_What the exercise asks_.
With the images left out, print all of the records below exactly.

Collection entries
*** Block opens ***

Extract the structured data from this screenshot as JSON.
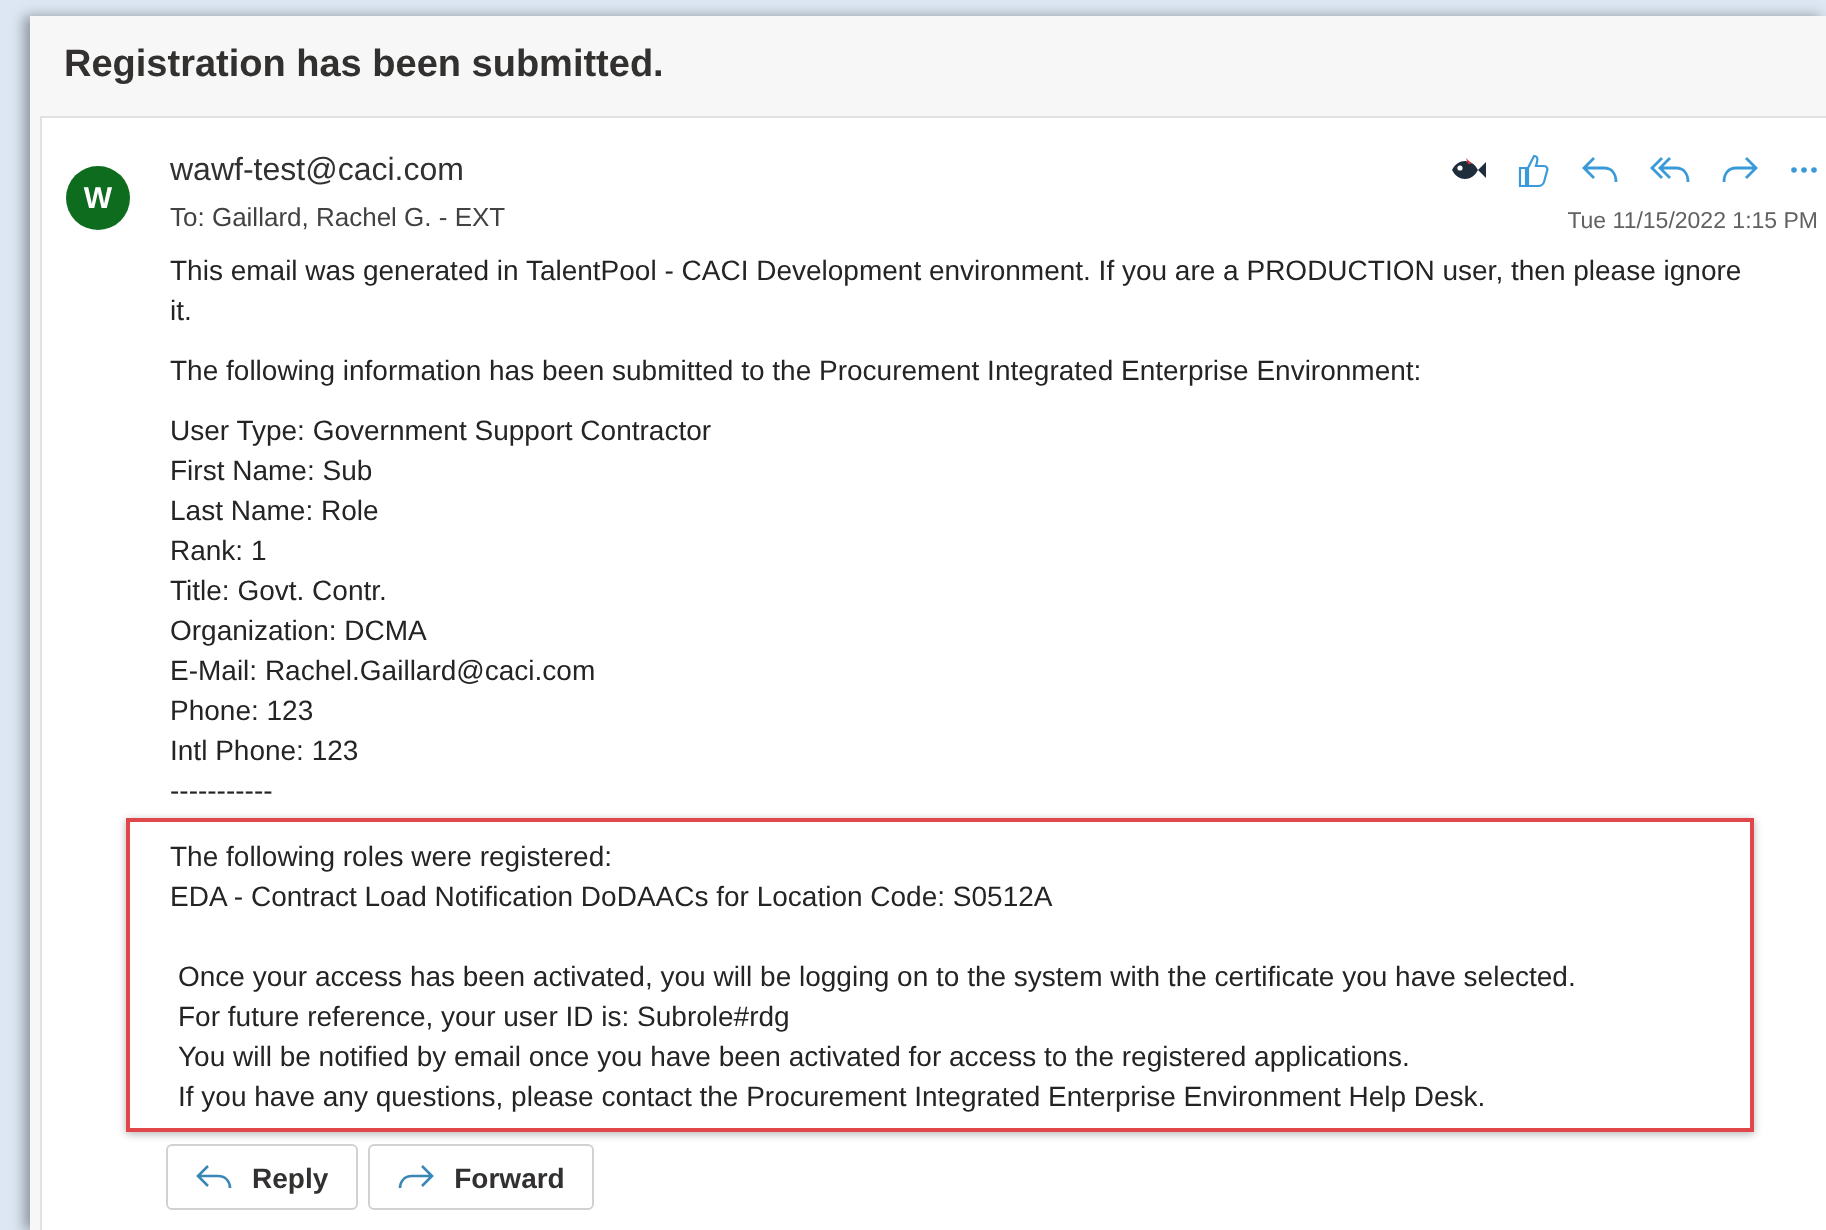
{
  "subject": "Registration has been submitted.",
  "message": {
    "avatar_initial": "W",
    "sender": "wawf-test@caci.com",
    "to": "To:  Gaillard, Rachel G. - EXT",
    "date": "Tue 11/15/2022 1:15 PM",
    "paragraphs": [
      "This email was generated in TalentPool - CACI Development environment. If you are a PRODUCTION user, then please ignore it.",
      "The following information has been submitted to the Procurement Integrated Enterprise Environment:"
    ],
    "details": [
      "User Type: Government Support Contractor",
      "First Name: Sub",
      "Last Name: Role",
      "Rank: 1",
      "Title: Govt. Contr.",
      "Organization: DCMA",
      "E-Mail: Rachel.Gaillard@caci.com",
      "Phone: 123",
      "Intl Phone: 123",
      "-----------"
    ],
    "highlighted": {
      "roles": [
        "The following roles were registered:",
        "EDA - Contract Load Notification DoDAACs for Location Code: S0512A"
      ],
      "notes": [
        "Once your access has been activated, you will be logging on to the system with the certificate you have selected.",
        "For future reference, your user ID is: Subrole#rdg",
        "You will be notified by email once you have been activated for access to the registered applications.",
        "If you have any questions, please contact the Procurement Integrated Enterprise Environment Help Desk."
      ]
    }
  },
  "actions": [
    {
      "kind": "reply",
      "label": "Reply"
    },
    {
      "kind": "forward",
      "label": "Forward"
    }
  ]
}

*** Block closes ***

_Answer space_.
Extract the structured data from this screenshot as JSON.
{
  "subject": "Registration has been submitted.",
  "message": {
    "avatar_initial": "W",
    "sender": "wawf-test@caci.com",
    "to": "To:  Gaillard, Rachel G. - EXT",
    "date": "Tue 11/15/2022 1:15 PM",
    "paragraphs": [
      "This email was generated in TalentPool - CACI Development environment. If you are a PRODUCTION user, then please ignore it.",
      "The following information has been submitted to the Procurement Integrated Enterprise Environment:"
    ],
    "details": [
      "User Type: Government Support Contractor",
      "First Name: Sub",
      "Last Name: Role",
      "Rank: 1",
      "Title: Govt. Contr.",
      "Organization: DCMA",
      "E-Mail: Rachel.Gaillard@caci.com",
      "Phone: 123",
      "Intl Phone: 123",
      "-----------"
    ],
    "highlighted": {
      "roles": [
        "The following roles were registered:",
        "EDA - Contract Load Notification DoDAACs for Location Code: S0512A"
      ],
      "notes": [
        "Once your access has been activated, you will be logging on to the system with the certificate you have selected.",
        "For future reference, your user ID is: Subrole#rdg",
        "You will be notified by email once you have been activated for access to the registered applications.",
        "If you have any questions, please contact the Procurement Integrated Enterprise Environment Help Desk."
      ]
    }
  },
  "actions": [
    {
      "kind": "reply",
      "label": "Reply"
    },
    {
      "kind": "forward",
      "label": "Forward"
    }
  ]
}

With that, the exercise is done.